When the Tampa Bay Lightning were considering giving Steve Stamkos a night off as a healthy scratch in mid-season last year, part of the consideration was waiting until the Bolts were as far away from Toronto as possible to minimize the controversy, speculation and fallout from sitting the youngster.
So when did he sit? Jan. 9 in Anaheim, about as far away from Toronto as one can get and still be in the NHL.
Of course, that’s speaking geographically. Figuratively, you could argue that Long Island has become Antarctica to the rest of the NHL, which is why it may turn out to be the perfect place for John Tavares to begin his career as NHL player and franchise saviour.
Far away from the rumour-mill nonsense of the GTA.
Tavares, now 19, leads a four-pack of 2009 first-rounders to make the grade to start the NHL regular season, along with No. 2 pick Victor Hedman (Tampa Bay), No. 3 selection Matt Duchene (Colorado) and the fourth pick, Evander Kane of the Atlanta Thrashers. The Isles are also making noises about keeping around the 12th pick of the draft, Oshawa Generals defenceman Calvin de Haan, for regular season exposure, but de Haan is injured and also unsigned. (Photo: Tavares on draft day, 2009. Ryan Remiorz/The Canadian Press)

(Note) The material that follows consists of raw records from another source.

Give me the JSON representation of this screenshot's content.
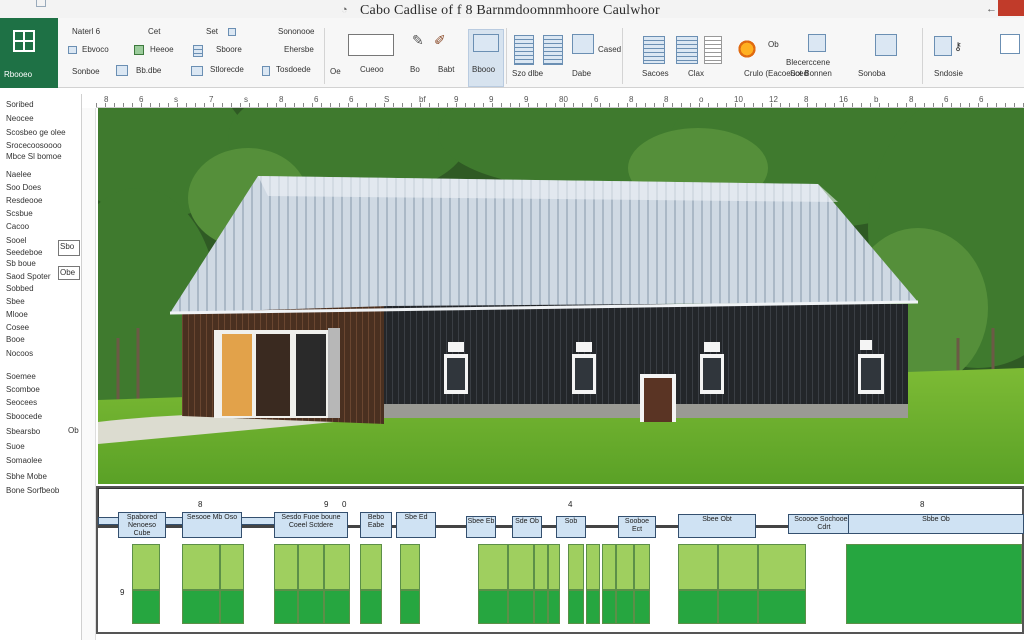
{
  "window": {
    "title": "Cabo Cadlise of f 8 Barnmdoomnmhoore Caulwhor",
    "back_glyph": "←"
  },
  "app": {
    "label": "Rbooeo"
  },
  "ribbon": {
    "col1": [
      "Naterl 6",
      "Ebvoco",
      "Sonboe"
    ],
    "col2": [
      "Cet",
      "Heeoe",
      "Bb.dbe"
    ],
    "col3": [
      "Set",
      "Sboore",
      "Stlorecde"
    ],
    "col4": [
      "Sononooe",
      "Ehersbe",
      "Tosdoede"
    ],
    "group_labels": [
      "Oe",
      "Cueoo",
      "Bo",
      "Babt",
      "Bbooo",
      "Szo dlbe",
      "Cased",
      "Dabe",
      "Sacoes",
      "Clax",
      "Crulo (Eacoeuced",
      "Blecerccene",
      "Sot Bonnen",
      "Sonoba",
      "Sndosie"
    ],
    "small_label": "Ob"
  },
  "ruler": {
    "ticks": [
      "8",
      "6",
      "s",
      "7",
      "s",
      "8",
      "6",
      "6",
      "S",
      "bf",
      "9",
      "9",
      "9",
      "80",
      "6",
      "8",
      "8",
      "o",
      "10",
      "12",
      "8",
      "16",
      "b",
      "8",
      "6",
      "6"
    ]
  },
  "left_panel": {
    "items": [
      "Soribed",
      "Neocee",
      "Scosbeo ge olee",
      "Srocecoosoooo",
      "Mbce Sl bomoe",
      "Naelee",
      "Soo Does",
      "Resdeooe",
      "Scsbue",
      "Cacoo",
      "Sooel",
      "Seedeboe",
      "Sb boue",
      "Saod Spoter",
      "Sobbed",
      "Sbee",
      "Mlooe",
      "Cosee",
      "Booe",
      "Nocoos",
      "Soemee",
      "Scomboe",
      "Seocees",
      "Sboocede",
      "Sbearsbo",
      "Suoe",
      "Somaolee",
      "Sbhe Mobe",
      "Bone Sorfbeob"
    ],
    "box1": "Sbo",
    "box2": "Obe",
    "box3": "Ob"
  },
  "table": {
    "top_numbers": [
      "8",
      "9",
      "0",
      "4",
      "8"
    ],
    "side_number": "9",
    "headers": [
      "Spabored Nenoeso Cube",
      "Sesooe Mb Oso",
      "Sesdo Fuoe boune Coeel Sctdere",
      "Bebo Eabe",
      "Sbe Ed",
      "Sbee Eb",
      "Sde Ob",
      "Sob",
      "Sooboe Ect",
      "Sbee Obt",
      "Scoooe Sochooere Cdrt",
      "Sbbe Ob"
    ]
  },
  "colors": {
    "app_green": "#1e7145",
    "header_blue": "#cfe2f3",
    "light_green": "#9fcf5f",
    "dark_green": "#26a640",
    "close_red": "#c13b2a"
  }
}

Tavares, clearly, has the biggest job ahead of him of any of the top picks. Not only does he have to try to establish himself as an offensive threat on a thin team – his wingers on opening night are likely to be Sean Bergenheim and GTA product Matt Moulson – but he has to try to be part of the effort to save the franchise as well.
It's not dissimilar to the task that faced Sidney Crosby when he went to Pittsburgh in 2005. The Islanders are losing an estimated $20 million per season playing out of antiquated Nassau Veterans Memorial Coliseum and owner Charles Wang has told local officials that if he doesn’t get some good news on his massive Lighthouse Project by Saturday he’s going to start looking at offers to move the team.
Already this fall, the Isles played an exhibition game in Kansas City, although that contest drew fewer than 10,000 fans. Las Vegas would be another possibility, and if the NHL wins the Phoenix auction, at some point you’d have to wonder if Jim Balsillie and Hamilton would come up.
Five years after announcing the 150-acre Lighthouse Project, Wang still hasn’t seen a shovel in the ground. The scheme would include a new arena, commercial and residential development including a canal and all kinds of goodies, so naturally there are multiple layers of bureaucracy and politics to wade through, just as there would be in the GTA if such a plan were ever proposed.
Wang has complained the process is taking far too long, which is why he has set an unofficial deadline, and why local politicos are balking.
“We don’t tell them when they have to bring in a Stanley Cup,” said one town official quoted in Newsday.
That’s nasty. The once-great Isles have a lease at Nassau Veterans Memorial Coliseum until 2015, but we already know from Phoenix the NHL doesn’t much worry about that stuff.
So into this maelstrom of insolvency and uncertainty goes Tavares. Stamkos had to deal with a lot of on-ice and off-ice issues in Tampa last season and survived, so theoretically so can Tavares.
It won’t be easy. But it helps that not as many people are watching the Islanders as once did.